To raise a Stat one must obtain 20 points, but more about that another time, as that situation is handled a little differently.
For now, here goes the Training System in practice:
Dalon Norbro, former First Order Special Forces TIE Fighter Pilot turned Resistance Hero, is currently locked in a heated dogfight between his unit, the Resistance's Sunburst Squadron, and a swarm of TIE Fighters launched from the First Order Star Destroyer 'Terminal'.
During the battle, Norbro takes out three standard TIEs, assists a fellow PC with a Special Forces TIE (like the one he himself pilots), and does a crazy, spinning, cork-screw maneuver to distract the enemy from firing on a NPC Freighter that needs to get vital supplies to a Resistance base in another star system.

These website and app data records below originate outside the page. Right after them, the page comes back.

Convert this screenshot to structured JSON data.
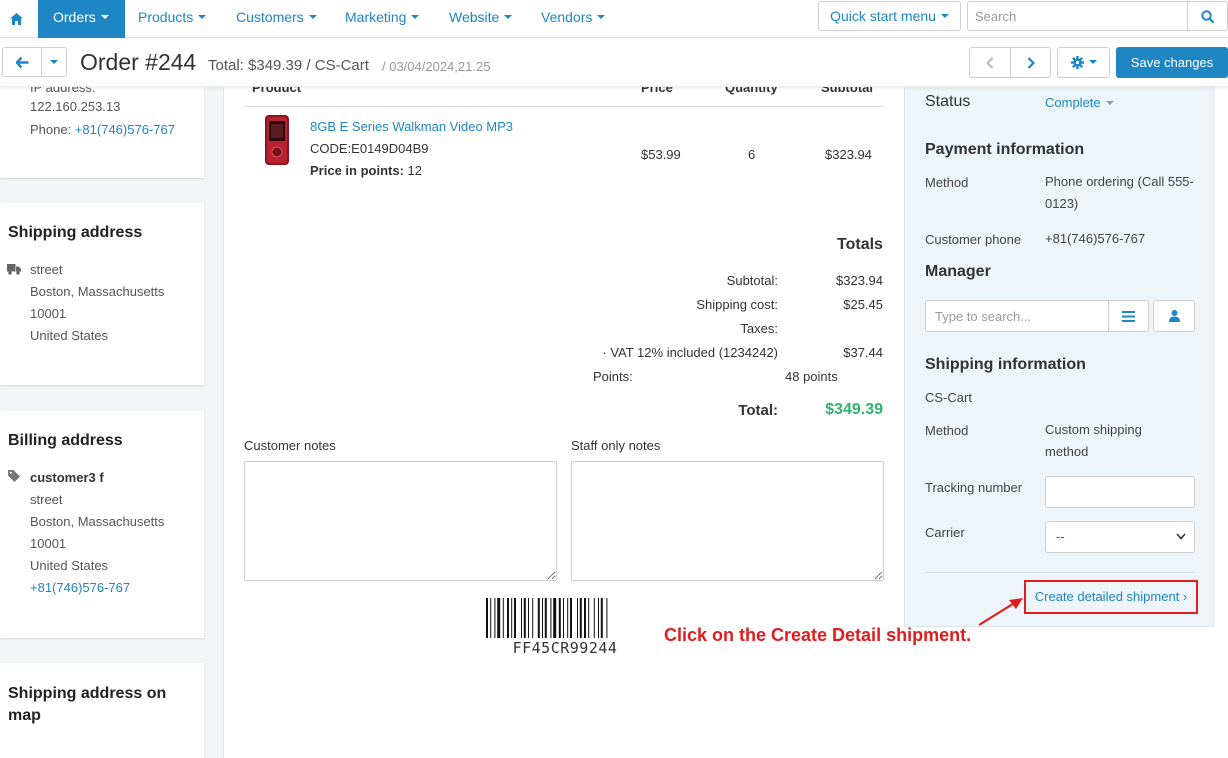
{
  "nav": {
    "items": [
      {
        "label": "Orders",
        "active": true
      },
      {
        "label": "Products"
      },
      {
        "label": "Customers"
      },
      {
        "label": "Marketing"
      },
      {
        "label": "Website"
      },
      {
        "label": "Vendors"
      }
    ],
    "quick_start": "Quick start menu",
    "search_placeholder": "Search"
  },
  "header": {
    "title": "Order #244",
    "total": "Total: $349.39 / CS-Cart",
    "date": "/ 03/04/2024,21.25",
    "save_label": "Save changes"
  },
  "left": {
    "ip_label": "IP address:",
    "ip_value": "122.160.253.13",
    "phone_label": "Phone:",
    "phone_value": "+81(746)576-767",
    "shipping": {
      "title": "Shipping address",
      "street": "street",
      "city": "Boston, Massachusetts",
      "zip": "10001",
      "country": "United States"
    },
    "billing": {
      "title": "Billing address",
      "name": "customer3 f",
      "street": "street",
      "city": "Boston, Massachusetts",
      "zip": "10001",
      "country": "United States",
      "phone": "+81(746)576-767"
    },
    "map_title": "Shipping address on map"
  },
  "products": {
    "headers": {
      "product": "Product",
      "price": "Price",
      "quantity": "Quantity",
      "subtotal": "Subtotal"
    },
    "item": {
      "name": "8GB E Series Walkman Video MP3",
      "code": "CODE:E0149D04B9",
      "points_label": "Price in points:",
      "points_value": "12",
      "price": "$53.99",
      "quantity": "6",
      "subtotal": "$323.94"
    }
  },
  "totals": {
    "title": "Totals",
    "subtotal_label": "Subtotal:",
    "subtotal_value": "$323.94",
    "shipping_label": "Shipping cost:",
    "shipping_value": "$25.45",
    "taxes_label": "Taxes:",
    "vat_label": "· VAT 12% included (1234242)",
    "vat_value": "$37.44",
    "points_label": "Points:",
    "points_value": "48 points",
    "total_label": "Total:",
    "total_value": "$349.39"
  },
  "notes": {
    "customer_label": "Customer notes",
    "staff_label": "Staff only notes"
  },
  "barcode": {
    "code": "FF45CR99244"
  },
  "right": {
    "status_label": "Status",
    "status_value": "Complete",
    "payment_title": "Payment information",
    "method_label": "Method",
    "method_value": "Phone ordering (Call 555-0123)",
    "customer_phone_label": "Customer phone",
    "customer_phone_value": "+81(746)576-767",
    "manager_title": "Manager",
    "manager_placeholder": "Type to search...",
    "shipping_title": "Shipping information",
    "shipping_vendor": "CS-Cart",
    "ship_method_label": "Method",
    "ship_method_value": "Custom shipping method",
    "tracking_label": "Tracking number",
    "carrier_label": "Carrier",
    "carrier_value": "--",
    "create_shipment": "Create detailed shipment ›"
  },
  "annotation": "Click on the Create Detail shipment.",
  "colors": {
    "accent": "#1f86c4",
    "total_green": "#2fb56a",
    "annotation_red": "#e01d1d"
  }
}
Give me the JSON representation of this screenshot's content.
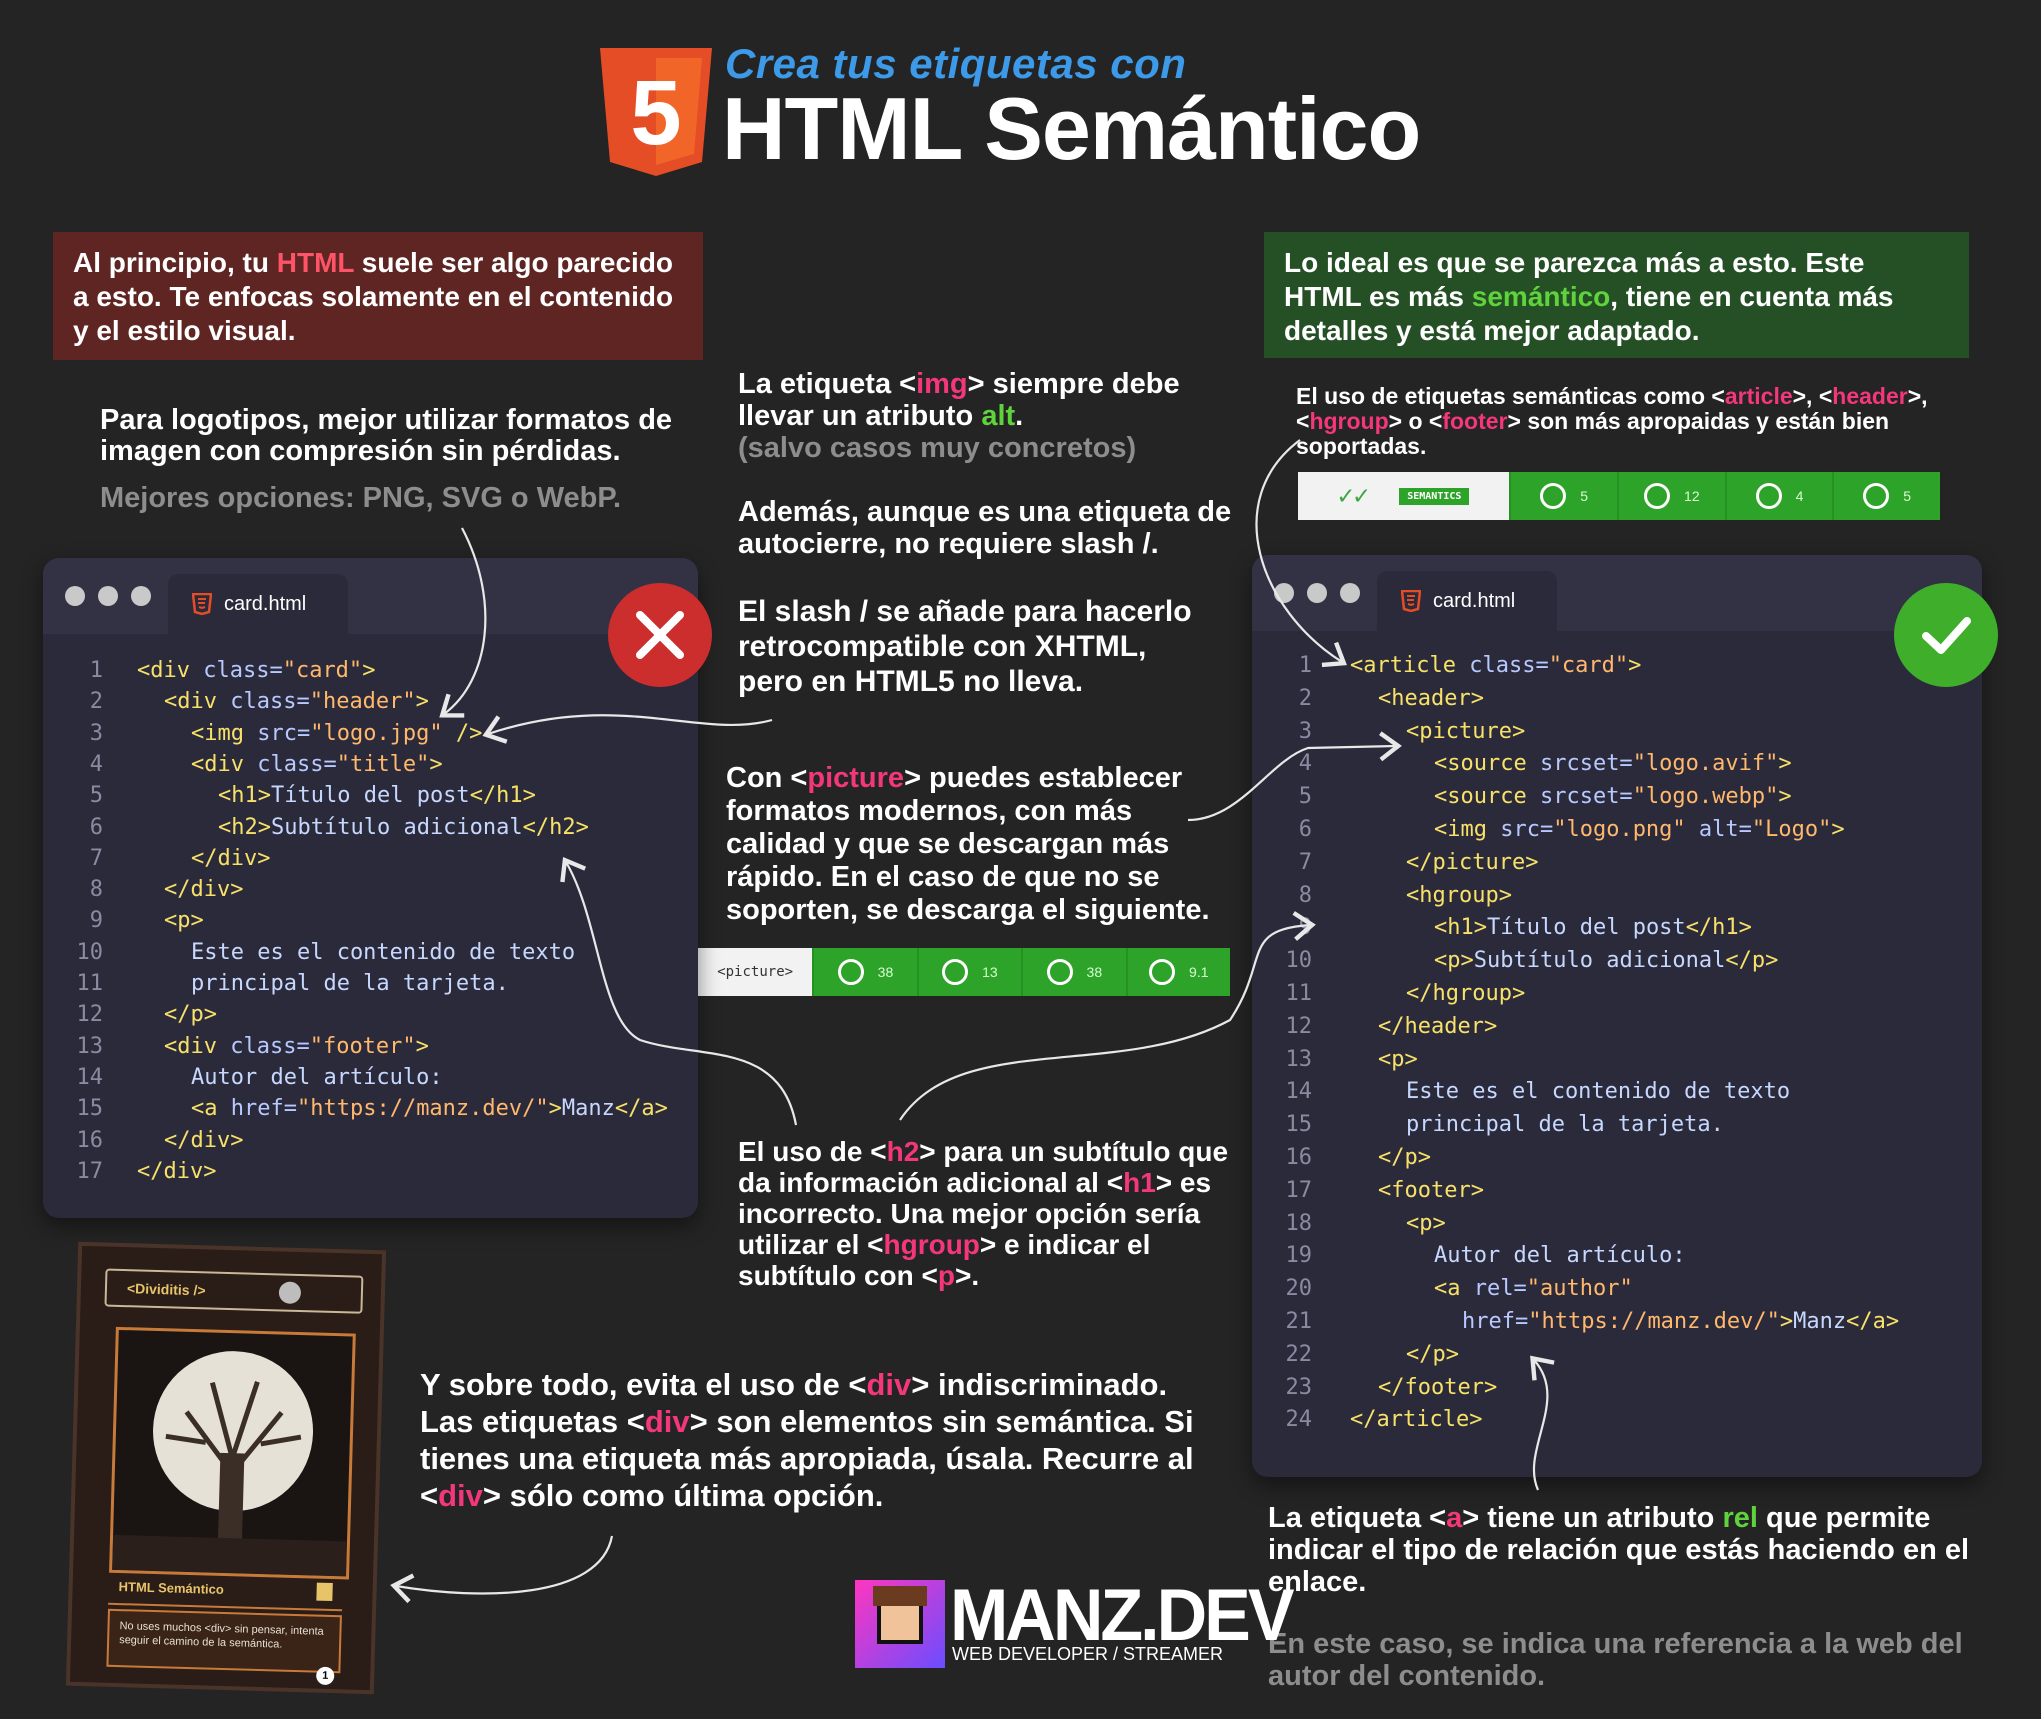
{
  "header": {
    "logo_number": "5",
    "kicker": "Crea tus etiquetas con",
    "title": "HTML Semántico"
  },
  "intro_bad": {
    "pre": "Al principio, tu ",
    "highlight": "HTML",
    "post": " suele ser algo parecido a esto. Te enfocas solamente en el contenido y el estilo visual."
  },
  "intro_good": {
    "pre": "Lo ideal es que se parezca más a esto. Este HTML es más ",
    "highlight": "semántico",
    "post": ", tiene en cuenta más detalles y está mejor adaptado."
  },
  "notes": {
    "logos_main": "Para logotipos, mejor utilizar formatos de imagen con compresión sin pérdidas.",
    "logos_sub": "Mejores opciones: PNG, SVG o WebP.",
    "img_1": "La etiqueta <",
    "img_tag": "img",
    "img_2": "> siempre debe llevar un atributo ",
    "img_attr": "alt",
    "img_3": ".",
    "img_sub": "(salvo casos muy concretos)",
    "slash_main": "Además, aunque es una etiqueta de autocierre, no requiere slash /.",
    "slash_sub": "El slash / se añade para hacerlo retrocompatible con XHTML, pero en HTML5 no lleva.",
    "picture_1": "Con <",
    "picture_tag": "picture",
    "picture_2": "> puedes establecer formatos modernos, con más calidad y que se descargan más rápido. En el caso de que no se soporten, se descarga el siguiente.",
    "h2_1": "El uso de <",
    "h2_tag": "h2",
    "h2_2": "> para un subtítulo que da información adicional al <",
    "h2_tag2": "h1",
    "h2_3": "> es incorrecto. Una mejor opción sería utilizar el <",
    "h2_tag3": "hgroup",
    "h2_4": "> e indicar el subtítulo con <",
    "h2_tag4": "p",
    "h2_5": ">.",
    "div_1": "Y sobre todo, evita el uso de <",
    "div_tag": "div",
    "div_2": "> indiscriminado. Las etiquetas <",
    "div_tag2": "div",
    "div_3": "> son elementos sin semántica. Si tienes una etiqueta más apropiada, úsala. Recurre al <",
    "div_tag3": "div",
    "div_4": "> sólo como última opción.",
    "sem_1": "El uso de etiquetas semánticas como <",
    "sem_t1": "article",
    "sem_2": ">, <",
    "sem_t2": "header",
    "sem_3": ">, <",
    "sem_t3": "hgroup",
    "sem_4": "> o <",
    "sem_t4": "footer",
    "sem_5": "> son más apropaidas y están bien soportadas.",
    "a_1": "La etiqueta <",
    "a_tag": "a",
    "a_2": "> tiene un atributo ",
    "a_attr": "rel",
    "a_3": " que permite indicar el tipo de relación que estás haciendo en el enlace.",
    "a_sub": "En este caso, se indica una referencia a la web del autor del contenido."
  },
  "bad_window": {
    "filename": "card.html",
    "line_numbers": [
      "1",
      "2",
      "3",
      "4",
      "5",
      "6",
      "7",
      "8",
      "9",
      "10",
      "11",
      "12",
      "13",
      "14",
      "15",
      "16",
      "17"
    ]
  },
  "good_window": {
    "filename": "card.html",
    "line_numbers": [
      "1",
      "2",
      "3",
      "4",
      "5",
      "6",
      "7",
      "8",
      "9",
      "10",
      "11",
      "12",
      "13",
      "14",
      "15",
      "16",
      "17",
      "18",
      "19",
      "20",
      "21",
      "22",
      "23",
      "24"
    ]
  },
  "code_tokens": {
    "div": "div",
    "class": "class",
    "card": "\"card\"",
    "header": "\"header\"",
    "img": "img",
    "src": "src",
    "logo_jpg": "\"logo.jpg\"",
    "slash_end": "/>",
    "title": "\"title\"",
    "h1": "h1",
    "h1_text": "Título del post",
    "h2": "h2",
    "h2_text": "Subtítulo adicional",
    "p": "p",
    "p_text1": "Este es el contenido de texto",
    "p_text2": "principal de la tarjeta.",
    "footer": "\"footer\"",
    "author_label": "Autor del artículo:",
    "a": "a",
    "href": "href",
    "url": "\"https://manz.dev/\"",
    "manz": "Manz",
    "article": "article",
    "header_tag": "header",
    "picture": "picture",
    "source": "source",
    "srcset": "srcset",
    "avif": "\"logo.avif\"",
    "webp": "\"logo.webp\"",
    "logo_png": "\"logo.png\"",
    "alt": "alt",
    "logo_alt": "\"Logo\"",
    "hgroup": "hgroup",
    "footer_tag": "footer",
    "rel": "rel",
    "author": "\"author\""
  },
  "compat_picture": {
    "label": "<picture>",
    "values": [
      "38",
      "13",
      "38",
      "9.1"
    ]
  },
  "compat_semantics": {
    "label": "SEMANTICS",
    "values": [
      "5",
      "12",
      "4",
      "5"
    ]
  },
  "game_card": {
    "tag": "<Dividitis />",
    "title": "HTML Semántico",
    "text": "No uses muchos <div> sin pensar, intenta seguir el camino de la semántica.",
    "cost": "1"
  },
  "brand": {
    "name": "MANZ.DEV",
    "tagline": "WEB DEVELOPER / STREAMER"
  },
  "colors": {
    "background": "#242424",
    "bad": "#5e2522",
    "good": "#255026",
    "accent_pink": "#f4367a",
    "accent_green": "#5fd33b",
    "html5": "#e44d26"
  }
}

All in all, with the exception of some damage to his beloved repainted TIE/sf, Dalon has had a pretty good session. At the end of the adventure for that day, the GM awards Dalon's player (Me I guess) 1 AT for Gunnery, and 1 for Pilot. I note that the distraction plan was pretty bold, and made me a target. Another player notes my assistance in taking out the Special Forces TIE that was on her tail. The GM thinks about it, and says I can either be awarded 1 point to Ship Tactics, or 1 point to Leader. I feel it was more tactical thinking than leadership this session, and gladly take the 1 to Ship Tactics.
Now, here is where things get really interesting, set up my next post, and further my discussion of how The Force is used in Star Wars Traveller.
Let's say you're Finn, and you find yourself acting as Gunner a lot lately. First when escaping from the First Order in a TIE/sf, and later operating the Quad-Laser Turret of none other than the Millennium Falcon! Now let's say...you don't have the Skill of Gunnery.
Each time you wanted to use a spacecraft's weapon systems you would roll just like you would any task, as mentioned in my post on skills. The formula remains that same, with just two minor adjustments.
You don't add a skill (since you don't have it), and the Difficulty modifier goes up by five.
Appropriate Stat + Skill + 2D6 Die Roll +/- Condition/Situation Modifiers = ?
Appropriate Stat + 2D6 Die Roll +/- Condition/Situation Modifiers = ? vs. Difficulty Level +5
Now, if you try this, successfully, or not, a number of times, the GM may say, "Finn, I am going to award you 2 points towards Gunnery today. You really tried today, and even got in a couple of great shots."
Finn's player looks at his Character Sheet. He doesn't have Gunnery, but now writes it down with 2 ATs next to it. If he can get 5 ATs, he gains Gunnery-0 (zero). Gunnery-0 (or any skill at zero) in Star Wars Traveller eliminates the added Difficulty Level of +5. A task becomes as hard as a task would be, not harder because you don't know what you're doing. You sort of do. You're no pro, but you get the basics.
Gain 5 more ATs, and you now have that Skill at 1.
Anyone see where this is going?
No one starts out with Jedi Mind Trick, but a Force Sensitive individual could try it. Keep trying, and you might get the appropriate Force Skill at zero (0). Keep practicing, get training, and you might be able to tell Daniel Craig to drop his weapon.
Stay on target! A lot more to come...
Just a quick reminder to viewers:
This is a fan work, not an official product of any kind.
Star Wars Traveller, an attempt to model a Star Wars RPG using the rules of classic, and Mega-Traveller, is the creation of Adam Dickstein. It is not a product of, nor is it affiliated with the creators of Star Wars, nor the creators of Traveller.
This is just for fun, and free to everybody.
May The Force Be With You